■ **Given entries**

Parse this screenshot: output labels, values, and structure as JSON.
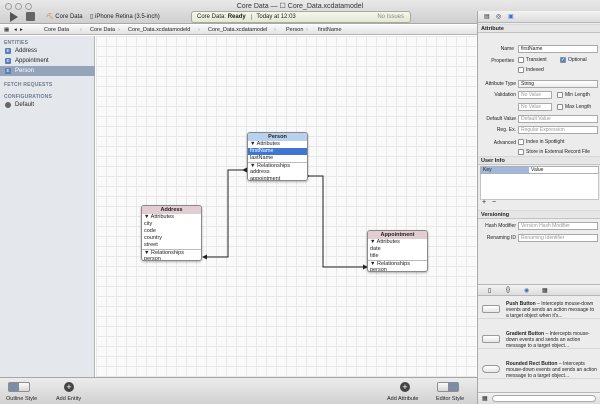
{
  "window": {
    "title": "Core Data — ☐ Core_Data.xcdatamodel"
  },
  "toolbar": {
    "scheme_target": "Core Data",
    "scheme_device": "iPhone Retina (3.5-inch)",
    "status_app": "Core Data:",
    "status_state": "Ready",
    "status_time": "Today at 12:03",
    "status_issues": "No Issues"
  },
  "jumpbar": {
    "crumbs": [
      "Core Data",
      "Core Data",
      "Core_Data.xcdatamodeld",
      "Core_Data.xcdatamodel",
      "Person",
      "firstName"
    ]
  },
  "navigator": {
    "entities_header": "ENTITIES",
    "entities": [
      {
        "badge": "E",
        "label": "Address"
      },
      {
        "badge": "E",
        "label": "Appointment"
      },
      {
        "badge": "E",
        "label": "Person"
      }
    ],
    "fetch_header": "FETCH REQUESTS",
    "config_header": "CONFIGURATIONS",
    "configs": [
      {
        "label": "Default"
      }
    ]
  },
  "diagram": {
    "person": {
      "name": "Person",
      "attributes_label": "▼ Attributes",
      "attributes": [
        "firstName",
        "lastName"
      ],
      "relationships_label": "▼ Relationships",
      "relationships": [
        "address",
        "appointment"
      ]
    },
    "address": {
      "name": "Address",
      "attributes_label": "▼ Attributes",
      "attributes": [
        "city",
        "code",
        "country",
        "street"
      ],
      "relationships_label": "▼ Relationships",
      "relationships": [
        "person"
      ]
    },
    "appointment": {
      "name": "Appointment",
      "attributes_label": "▼ Attributes",
      "attributes": [
        "date",
        "title"
      ],
      "relationships_label": "▼ Relationships",
      "relationships": [
        "person"
      ]
    }
  },
  "bottombar": {
    "outline_style": "Outline Style",
    "add_entity": "Add Entity",
    "add_attribute": "Add Attribute",
    "editor_style": "Editor Style"
  },
  "inspector": {
    "attribute_header": "Attribute",
    "name_label": "Name",
    "name_value": "firstName",
    "properties_label": "Properties",
    "transient": "Transient",
    "optional": "Optional",
    "indexed": "Indexed",
    "type_label": "Attribute Type",
    "type_value": "String",
    "validation_label": "Validation",
    "no_value": "No Value",
    "min_length": "Min Length",
    "max_length": "Max Length",
    "default_label": "Default Value",
    "default_placeholder": "Default Value",
    "regex_label": "Reg. Ex.",
    "regex_placeholder": "Regular Expression",
    "advanced_label": "Advanced",
    "spotlight": "Index in Spotlight",
    "external": "Store in External Record File",
    "userinfo_header": "User Info",
    "key_col": "Key",
    "value_col": "Value",
    "versioning_header": "Versioning",
    "hash_label": "Hash Modifier",
    "hash_placeholder": "Version Hash Modifier",
    "renaming_label": "Renaming ID",
    "renaming_placeholder": "Renaming Identifier"
  },
  "library": {
    "items": [
      {
        "title": "Push Button",
        "desc": " – Intercepts mouse-down events and sends an action message to a target object when it's..."
      },
      {
        "title": "Gradient Button",
        "desc": " – Intercepts mouse-down events and sends an action message to a target object..."
      },
      {
        "title": "Rounded Rect Button",
        "desc": " – Intercepts mouse-down events and sends an action message to a target object..."
      }
    ]
  },
  "colors": {
    "selection": "#3d77d1",
    "person_header": "#b9d1ef",
    "other_header": "#e2cdd3"
  }
}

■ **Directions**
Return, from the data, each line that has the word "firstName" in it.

■ **Output for this exercise**
      "firstName"
        "firstName",
    "name_value": "firstName",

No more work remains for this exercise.